A healthy relationship supports each partner’s growth and development as an individual. This card encourages you to treat individuality as a vital part of relating. Far from being a threat to closeness, honoring individuality allows relationships to be rich and full.

Individuality is like a garden of the self. This garden holds all the seedlings and plants that grow within the area called “me.” These plants consist of your talents, interests, pursuits, characteristics, and whatever you value in life.

The card INDIVIDUALITY asks you to truly honor your own uniqueness – your forms of self-expression, your tastes, your likes, and your dislikes. Even in the closeness of a committed relationship, it’s vital to respect your own boundaries – and those of your partner. Boundaries are what define, and even protect, the garden of your individuality. Sometimes fences are necessary to allow young seedlings their own space to mature and grow strong.

As an individual, it is your responsibility to ensure that all of your own seedlings are watered, fed, and cared for – cared for by the self, a wise and nurturing gardener.

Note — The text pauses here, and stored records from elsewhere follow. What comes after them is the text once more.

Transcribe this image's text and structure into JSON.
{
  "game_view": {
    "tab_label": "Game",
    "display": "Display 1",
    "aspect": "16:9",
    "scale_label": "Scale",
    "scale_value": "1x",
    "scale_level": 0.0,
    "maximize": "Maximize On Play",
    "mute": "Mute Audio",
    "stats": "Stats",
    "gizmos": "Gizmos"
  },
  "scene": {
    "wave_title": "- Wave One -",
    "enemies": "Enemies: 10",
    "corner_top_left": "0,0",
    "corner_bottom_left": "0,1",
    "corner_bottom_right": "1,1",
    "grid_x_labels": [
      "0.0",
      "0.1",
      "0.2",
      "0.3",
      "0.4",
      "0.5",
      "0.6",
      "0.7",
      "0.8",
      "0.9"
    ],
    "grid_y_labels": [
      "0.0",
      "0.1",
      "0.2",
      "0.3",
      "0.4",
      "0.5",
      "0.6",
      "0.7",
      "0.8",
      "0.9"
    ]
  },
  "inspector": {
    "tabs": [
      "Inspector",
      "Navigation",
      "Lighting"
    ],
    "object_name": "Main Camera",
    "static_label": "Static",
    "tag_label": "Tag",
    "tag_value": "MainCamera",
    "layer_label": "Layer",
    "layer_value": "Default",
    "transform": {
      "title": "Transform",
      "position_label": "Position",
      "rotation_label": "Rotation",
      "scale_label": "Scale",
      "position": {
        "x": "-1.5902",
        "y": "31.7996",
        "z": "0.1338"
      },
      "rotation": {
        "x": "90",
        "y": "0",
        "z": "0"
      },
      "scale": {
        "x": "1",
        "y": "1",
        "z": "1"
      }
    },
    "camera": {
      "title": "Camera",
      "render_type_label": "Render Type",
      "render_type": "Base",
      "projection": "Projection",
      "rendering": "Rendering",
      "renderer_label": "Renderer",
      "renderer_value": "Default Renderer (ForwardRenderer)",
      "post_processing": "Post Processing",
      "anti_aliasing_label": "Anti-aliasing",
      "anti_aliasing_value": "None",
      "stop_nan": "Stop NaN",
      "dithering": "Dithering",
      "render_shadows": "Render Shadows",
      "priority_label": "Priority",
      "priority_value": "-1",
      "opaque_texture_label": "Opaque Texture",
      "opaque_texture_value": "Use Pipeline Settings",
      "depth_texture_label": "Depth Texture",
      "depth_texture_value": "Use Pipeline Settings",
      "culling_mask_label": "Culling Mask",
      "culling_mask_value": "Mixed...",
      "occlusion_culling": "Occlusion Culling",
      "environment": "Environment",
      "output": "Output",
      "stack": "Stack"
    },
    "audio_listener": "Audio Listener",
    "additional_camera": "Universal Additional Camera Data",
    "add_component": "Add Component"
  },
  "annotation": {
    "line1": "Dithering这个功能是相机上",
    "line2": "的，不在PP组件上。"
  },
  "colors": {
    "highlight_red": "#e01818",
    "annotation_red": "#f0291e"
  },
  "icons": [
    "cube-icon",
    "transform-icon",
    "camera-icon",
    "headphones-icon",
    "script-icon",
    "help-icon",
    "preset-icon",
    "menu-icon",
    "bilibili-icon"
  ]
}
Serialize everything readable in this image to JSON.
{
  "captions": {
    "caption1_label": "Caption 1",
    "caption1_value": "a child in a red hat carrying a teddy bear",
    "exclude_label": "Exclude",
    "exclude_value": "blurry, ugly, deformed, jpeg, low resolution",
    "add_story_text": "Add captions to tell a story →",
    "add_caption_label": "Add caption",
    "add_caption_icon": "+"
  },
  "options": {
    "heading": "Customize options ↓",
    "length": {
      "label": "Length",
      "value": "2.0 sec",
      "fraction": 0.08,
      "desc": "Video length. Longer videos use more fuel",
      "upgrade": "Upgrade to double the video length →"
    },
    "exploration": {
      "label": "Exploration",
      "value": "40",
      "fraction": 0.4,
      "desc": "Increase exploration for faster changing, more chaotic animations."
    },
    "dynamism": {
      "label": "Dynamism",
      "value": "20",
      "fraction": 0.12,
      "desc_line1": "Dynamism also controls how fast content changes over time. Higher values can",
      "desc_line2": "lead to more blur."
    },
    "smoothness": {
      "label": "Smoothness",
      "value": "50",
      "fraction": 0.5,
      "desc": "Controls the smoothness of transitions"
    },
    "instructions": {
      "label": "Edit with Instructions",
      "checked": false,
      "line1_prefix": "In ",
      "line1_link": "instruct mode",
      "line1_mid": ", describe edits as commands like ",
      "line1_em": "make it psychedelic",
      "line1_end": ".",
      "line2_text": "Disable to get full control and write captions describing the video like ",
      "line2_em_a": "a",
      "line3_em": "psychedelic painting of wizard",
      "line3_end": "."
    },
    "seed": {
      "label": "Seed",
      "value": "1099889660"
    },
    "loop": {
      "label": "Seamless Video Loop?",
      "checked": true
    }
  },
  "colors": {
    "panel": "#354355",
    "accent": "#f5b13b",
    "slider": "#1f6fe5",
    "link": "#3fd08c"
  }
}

The job of each partner is to honor his or her unique sense of self. Each of you needs to take care of your own garden – feeding, watering, and weeding it, never letting it dry out or go barren. Take time to do the things you like. Pursue your interests. Respect your differences – and even learn to celebrate them!

It’s not always easy to fully honor one’s individuality in the context of a relationship. Is there anything that tends to keep you from doing this? Do you ever pay more attention to others than to yourself? Do you believe it is “selfish” or “uncaring” to focus on your own garden – especially if others are voicing what they need? Do you feel it is “wrong” to have a fence around your garden, that you shouldn’t have any boundaries, that you should never say “no” to someone?

The card INDIVIDUALITY serves warning that when your boundaries get too fuzzy, you tend to take on the feelings and attitudes of a partner. In doing so, you lose track of your own feelings, wants, and needs. You forget to explore and develop who you really are. Though you may have great intentions of connecting with and supporting a partner, you are neglecting a primary responsibility of relating. That responsibility is to nurture yourself as an individual. If you do not do this, you are doing your relationship a disservice.

If you are neglecting your individuality, you need to open your heart more deeply to yourself – to your own needs, your wants, your desires, and your pursuits as an individual. Caring for your own garden is good for you and your relationship, because it supports you in being a whole person and enriches your ability to interact with another person.

Of course, individuality doesn’t mean walling yourself off from others or becoming an island. Boundaries are like gates. They close and open. You can stroll out and admire a partner’s garden. The point is to move fluidly between merging and separateness – to move easily between communing with your partner and having your own sense of self. The point is to know the “I” as well as the “we.”